• [WHAT YOU SHOULD DO]: To complete this task, print all the data below exactly but leave out the images.

Dataset rows describing interfaces
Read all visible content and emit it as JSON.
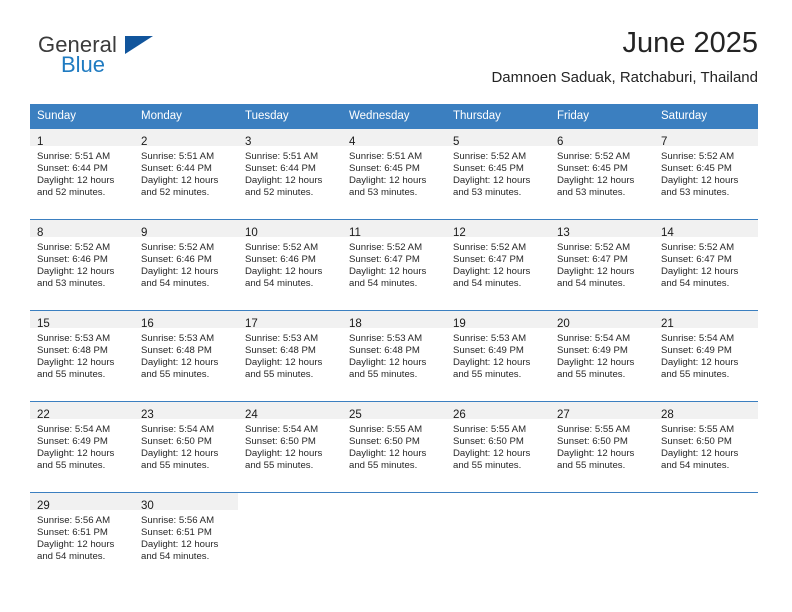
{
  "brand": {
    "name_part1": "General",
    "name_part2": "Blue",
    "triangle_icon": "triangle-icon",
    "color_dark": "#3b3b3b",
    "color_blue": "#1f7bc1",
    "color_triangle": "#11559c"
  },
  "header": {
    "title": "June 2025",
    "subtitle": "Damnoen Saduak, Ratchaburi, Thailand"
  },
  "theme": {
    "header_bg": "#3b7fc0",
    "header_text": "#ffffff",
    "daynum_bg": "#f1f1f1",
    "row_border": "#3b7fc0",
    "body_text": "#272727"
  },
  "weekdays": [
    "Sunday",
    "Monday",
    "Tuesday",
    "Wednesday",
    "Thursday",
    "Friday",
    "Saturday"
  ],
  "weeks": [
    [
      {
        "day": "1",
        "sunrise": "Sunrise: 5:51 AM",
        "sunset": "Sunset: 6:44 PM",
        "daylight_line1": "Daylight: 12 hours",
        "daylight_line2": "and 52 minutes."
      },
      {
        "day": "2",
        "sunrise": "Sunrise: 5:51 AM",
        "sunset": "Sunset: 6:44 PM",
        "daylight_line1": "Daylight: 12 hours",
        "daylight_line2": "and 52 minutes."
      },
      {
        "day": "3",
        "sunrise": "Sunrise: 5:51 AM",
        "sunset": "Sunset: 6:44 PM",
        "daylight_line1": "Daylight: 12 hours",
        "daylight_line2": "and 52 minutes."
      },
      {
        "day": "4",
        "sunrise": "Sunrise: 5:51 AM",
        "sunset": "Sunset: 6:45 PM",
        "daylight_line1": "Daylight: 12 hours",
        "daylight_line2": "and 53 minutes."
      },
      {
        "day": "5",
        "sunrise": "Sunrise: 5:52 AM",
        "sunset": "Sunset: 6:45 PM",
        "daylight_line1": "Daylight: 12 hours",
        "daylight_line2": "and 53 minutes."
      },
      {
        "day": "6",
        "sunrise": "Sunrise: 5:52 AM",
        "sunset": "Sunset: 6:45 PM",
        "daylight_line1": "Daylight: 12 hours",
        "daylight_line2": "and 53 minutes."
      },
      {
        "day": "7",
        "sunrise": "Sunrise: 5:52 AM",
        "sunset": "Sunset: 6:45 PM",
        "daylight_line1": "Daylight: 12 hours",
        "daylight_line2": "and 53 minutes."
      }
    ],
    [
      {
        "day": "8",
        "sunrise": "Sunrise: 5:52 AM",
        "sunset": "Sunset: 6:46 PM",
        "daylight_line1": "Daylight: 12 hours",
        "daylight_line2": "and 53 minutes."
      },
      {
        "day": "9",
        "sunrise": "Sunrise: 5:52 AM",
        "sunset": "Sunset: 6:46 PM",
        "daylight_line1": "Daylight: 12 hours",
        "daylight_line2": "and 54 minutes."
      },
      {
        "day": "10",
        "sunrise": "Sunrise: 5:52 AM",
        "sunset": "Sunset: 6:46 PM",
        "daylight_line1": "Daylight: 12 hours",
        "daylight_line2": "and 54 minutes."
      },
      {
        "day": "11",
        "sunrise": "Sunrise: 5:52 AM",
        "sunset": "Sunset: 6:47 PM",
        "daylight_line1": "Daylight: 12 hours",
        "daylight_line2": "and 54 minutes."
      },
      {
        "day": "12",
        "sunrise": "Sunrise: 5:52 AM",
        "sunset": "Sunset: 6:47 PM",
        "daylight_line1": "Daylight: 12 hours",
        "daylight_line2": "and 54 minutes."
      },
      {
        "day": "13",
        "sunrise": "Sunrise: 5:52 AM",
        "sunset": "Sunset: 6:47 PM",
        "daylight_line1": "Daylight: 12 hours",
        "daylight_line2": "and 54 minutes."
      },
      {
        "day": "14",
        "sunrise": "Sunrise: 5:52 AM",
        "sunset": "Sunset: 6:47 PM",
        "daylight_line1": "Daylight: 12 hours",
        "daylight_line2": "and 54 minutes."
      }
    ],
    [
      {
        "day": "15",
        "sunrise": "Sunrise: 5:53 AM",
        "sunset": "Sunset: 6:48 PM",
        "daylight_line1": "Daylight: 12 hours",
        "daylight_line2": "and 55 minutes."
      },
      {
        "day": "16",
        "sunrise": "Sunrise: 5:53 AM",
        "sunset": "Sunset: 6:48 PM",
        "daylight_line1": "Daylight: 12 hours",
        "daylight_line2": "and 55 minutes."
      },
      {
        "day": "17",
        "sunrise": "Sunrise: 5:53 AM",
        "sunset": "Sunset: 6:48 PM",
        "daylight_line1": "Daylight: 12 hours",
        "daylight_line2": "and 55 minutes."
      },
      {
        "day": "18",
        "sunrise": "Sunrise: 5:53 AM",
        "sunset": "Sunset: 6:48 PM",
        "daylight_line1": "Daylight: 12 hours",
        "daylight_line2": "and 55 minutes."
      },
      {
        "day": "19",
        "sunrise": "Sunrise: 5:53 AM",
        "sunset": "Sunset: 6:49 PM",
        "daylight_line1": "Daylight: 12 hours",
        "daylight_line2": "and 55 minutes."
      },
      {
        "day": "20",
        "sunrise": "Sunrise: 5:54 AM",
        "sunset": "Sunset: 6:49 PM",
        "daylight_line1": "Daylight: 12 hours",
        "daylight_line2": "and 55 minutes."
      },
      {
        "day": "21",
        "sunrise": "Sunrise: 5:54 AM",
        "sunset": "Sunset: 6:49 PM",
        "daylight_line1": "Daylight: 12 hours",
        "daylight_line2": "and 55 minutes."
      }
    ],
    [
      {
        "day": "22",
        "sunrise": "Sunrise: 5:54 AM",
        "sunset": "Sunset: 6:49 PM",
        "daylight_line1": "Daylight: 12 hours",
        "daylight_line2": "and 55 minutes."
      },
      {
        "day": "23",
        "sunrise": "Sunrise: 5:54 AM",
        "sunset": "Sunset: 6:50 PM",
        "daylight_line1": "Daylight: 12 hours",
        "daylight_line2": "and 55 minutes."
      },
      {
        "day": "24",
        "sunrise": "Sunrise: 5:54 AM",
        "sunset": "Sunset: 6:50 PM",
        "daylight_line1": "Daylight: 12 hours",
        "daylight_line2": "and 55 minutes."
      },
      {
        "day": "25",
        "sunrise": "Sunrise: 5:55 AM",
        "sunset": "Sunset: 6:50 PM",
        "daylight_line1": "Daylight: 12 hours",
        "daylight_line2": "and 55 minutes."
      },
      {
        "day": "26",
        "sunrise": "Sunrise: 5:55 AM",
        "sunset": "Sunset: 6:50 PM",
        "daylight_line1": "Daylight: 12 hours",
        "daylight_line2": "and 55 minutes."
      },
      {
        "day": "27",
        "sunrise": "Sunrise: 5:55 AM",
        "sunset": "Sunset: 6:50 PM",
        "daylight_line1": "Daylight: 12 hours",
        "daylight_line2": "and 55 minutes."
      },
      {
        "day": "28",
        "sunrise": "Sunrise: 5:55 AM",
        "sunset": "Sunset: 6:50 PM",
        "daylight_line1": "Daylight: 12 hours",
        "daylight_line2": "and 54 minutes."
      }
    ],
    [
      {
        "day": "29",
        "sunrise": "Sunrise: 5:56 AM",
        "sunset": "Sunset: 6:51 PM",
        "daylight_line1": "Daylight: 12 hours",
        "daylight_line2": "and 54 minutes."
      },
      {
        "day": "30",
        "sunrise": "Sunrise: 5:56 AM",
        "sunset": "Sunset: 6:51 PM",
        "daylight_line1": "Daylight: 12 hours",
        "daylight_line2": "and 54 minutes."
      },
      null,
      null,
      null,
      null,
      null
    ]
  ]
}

• [TASK SOLUTION]:
Read all visible content and emit it as JSON.
{
  "brand": {
    "name_part1": "General",
    "name_part2": "Blue",
    "triangle_icon": "triangle-icon",
    "color_dark": "#3b3b3b",
    "color_blue": "#1f7bc1",
    "color_triangle": "#11559c"
  },
  "header": {
    "title": "June 2025",
    "subtitle": "Damnoen Saduak, Ratchaburi, Thailand"
  },
  "theme": {
    "header_bg": "#3b7fc0",
    "header_text": "#ffffff",
    "daynum_bg": "#f1f1f1",
    "row_border": "#3b7fc0",
    "body_text": "#272727"
  },
  "weekdays": [
    "Sunday",
    "Monday",
    "Tuesday",
    "Wednesday",
    "Thursday",
    "Friday",
    "Saturday"
  ],
  "weeks": [
    [
      {
        "day": "1",
        "sunrise": "Sunrise: 5:51 AM",
        "sunset": "Sunset: 6:44 PM",
        "daylight_line1": "Daylight: 12 hours",
        "daylight_line2": "and 52 minutes."
      },
      {
        "day": "2",
        "sunrise": "Sunrise: 5:51 AM",
        "sunset": "Sunset: 6:44 PM",
        "daylight_line1": "Daylight: 12 hours",
        "daylight_line2": "and 52 minutes."
      },
      {
        "day": "3",
        "sunrise": "Sunrise: 5:51 AM",
        "sunset": "Sunset: 6:44 PM",
        "daylight_line1": "Daylight: 12 hours",
        "daylight_line2": "and 52 minutes."
      },
      {
        "day": "4",
        "sunrise": "Sunrise: 5:51 AM",
        "sunset": "Sunset: 6:45 PM",
        "daylight_line1": "Daylight: 12 hours",
        "daylight_line2": "and 53 minutes."
      },
      {
        "day": "5",
        "sunrise": "Sunrise: 5:52 AM",
        "sunset": "Sunset: 6:45 PM",
        "daylight_line1": "Daylight: 12 hours",
        "daylight_line2": "and 53 minutes."
      },
      {
        "day": "6",
        "sunrise": "Sunrise: 5:52 AM",
        "sunset": "Sunset: 6:45 PM",
        "daylight_line1": "Daylight: 12 hours",
        "daylight_line2": "and 53 minutes."
      },
      {
        "day": "7",
        "sunrise": "Sunrise: 5:52 AM",
        "sunset": "Sunset: 6:45 PM",
        "daylight_line1": "Daylight: 12 hours",
        "daylight_line2": "and 53 minutes."
      }
    ],
    [
      {
        "day": "8",
        "sunrise": "Sunrise: 5:52 AM",
        "sunset": "Sunset: 6:46 PM",
        "daylight_line1": "Daylight: 12 hours",
        "daylight_line2": "and 53 minutes."
      },
      {
        "day": "9",
        "sunrise": "Sunrise: 5:52 AM",
        "sunset": "Sunset: 6:46 PM",
        "daylight_line1": "Daylight: 12 hours",
        "daylight_line2": "and 54 minutes."
      },
      {
        "day": "10",
        "sunrise": "Sunrise: 5:52 AM",
        "sunset": "Sunset: 6:46 PM",
        "daylight_line1": "Daylight: 12 hours",
        "daylight_line2": "and 54 minutes."
      },
      {
        "day": "11",
        "sunrise": "Sunrise: 5:52 AM",
        "sunset": "Sunset: 6:47 PM",
        "daylight_line1": "Daylight: 12 hours",
        "daylight_line2": "and 54 minutes."
      },
      {
        "day": "12",
        "sunrise": "Sunrise: 5:52 AM",
        "sunset": "Sunset: 6:47 PM",
        "daylight_line1": "Daylight: 12 hours",
        "daylight_line2": "and 54 minutes."
      },
      {
        "day": "13",
        "sunrise": "Sunrise: 5:52 AM",
        "sunset": "Sunset: 6:47 PM",
        "daylight_line1": "Daylight: 12 hours",
        "daylight_line2": "and 54 minutes."
      },
      {
        "day": "14",
        "sunrise": "Sunrise: 5:52 AM",
        "sunset": "Sunset: 6:47 PM",
        "daylight_line1": "Daylight: 12 hours",
        "daylight_line2": "and 54 minutes."
      }
    ],
    [
      {
        "day": "15",
        "sunrise": "Sunrise: 5:53 AM",
        "sunset": "Sunset: 6:48 PM",
        "daylight_line1": "Daylight: 12 hours",
        "daylight_line2": "and 55 minutes."
      },
      {
        "day": "16",
        "sunrise": "Sunrise: 5:53 AM",
        "sunset": "Sunset: 6:48 PM",
        "daylight_line1": "Daylight: 12 hours",
        "daylight_line2": "and 55 minutes."
      },
      {
        "day": "17",
        "sunrise": "Sunrise: 5:53 AM",
        "sunset": "Sunset: 6:48 PM",
        "daylight_line1": "Daylight: 12 hours",
        "daylight_line2": "and 55 minutes."
      },
      {
        "day": "18",
        "sunrise": "Sunrise: 5:53 AM",
        "sunset": "Sunset: 6:48 PM",
        "daylight_line1": "Daylight: 12 hours",
        "daylight_line2": "and 55 minutes."
      },
      {
        "day": "19",
        "sunrise": "Sunrise: 5:53 AM",
        "sunset": "Sunset: 6:49 PM",
        "daylight_line1": "Daylight: 12 hours",
        "daylight_line2": "and 55 minutes."
      },
      {
        "day": "20",
        "sunrise": "Sunrise: 5:54 AM",
        "sunset": "Sunset: 6:49 PM",
        "daylight_line1": "Daylight: 12 hours",
        "daylight_line2": "and 55 minutes."
      },
      {
        "day": "21",
        "sunrise": "Sunrise: 5:54 AM",
        "sunset": "Sunset: 6:49 PM",
        "daylight_line1": "Daylight: 12 hours",
        "daylight_line2": "and 55 minutes."
      }
    ],
    [
      {
        "day": "22",
        "sunrise": "Sunrise: 5:54 AM",
        "sunset": "Sunset: 6:49 PM",
        "daylight_line1": "Daylight: 12 hours",
        "daylight_line2": "and 55 minutes."
      },
      {
        "day": "23",
        "sunrise": "Sunrise: 5:54 AM",
        "sunset": "Sunset: 6:50 PM",
        "daylight_line1": "Daylight: 12 hours",
        "daylight_line2": "and 55 minutes."
      },
      {
        "day": "24",
        "sunrise": "Sunrise: 5:54 AM",
        "sunset": "Sunset: 6:50 PM",
        "daylight_line1": "Daylight: 12 hours",
        "daylight_line2": "and 55 minutes."
      },
      {
        "day": "25",
        "sunrise": "Sunrise: 5:55 AM",
        "sunset": "Sunset: 6:50 PM",
        "daylight_line1": "Daylight: 12 hours",
        "daylight_line2": "and 55 minutes."
      },
      {
        "day": "26",
        "sunrise": "Sunrise: 5:55 AM",
        "sunset": "Sunset: 6:50 PM",
        "daylight_line1": "Daylight: 12 hours",
        "daylight_line2": "and 55 minutes."
      },
      {
        "day": "27",
        "sunrise": "Sunrise: 5:55 AM",
        "sunset": "Sunset: 6:50 PM",
        "daylight_line1": "Daylight: 12 hours",
        "daylight_line2": "and 55 minutes."
      },
      {
        "day": "28",
        "sunrise": "Sunrise: 5:55 AM",
        "sunset": "Sunset: 6:50 PM",
        "daylight_line1": "Daylight: 12 hours",
        "daylight_line2": "and 54 minutes."
      }
    ],
    [
      {
        "day": "29",
        "sunrise": "Sunrise: 5:56 AM",
        "sunset": "Sunset: 6:51 PM",
        "daylight_line1": "Daylight: 12 hours",
        "daylight_line2": "and 54 minutes."
      },
      {
        "day": "30",
        "sunrise": "Sunrise: 5:56 AM",
        "sunset": "Sunset: 6:51 PM",
        "daylight_line1": "Daylight: 12 hours",
        "daylight_line2": "and 54 minutes."
      },
      null,
      null,
      null,
      null,
      null
    ]
  ]
}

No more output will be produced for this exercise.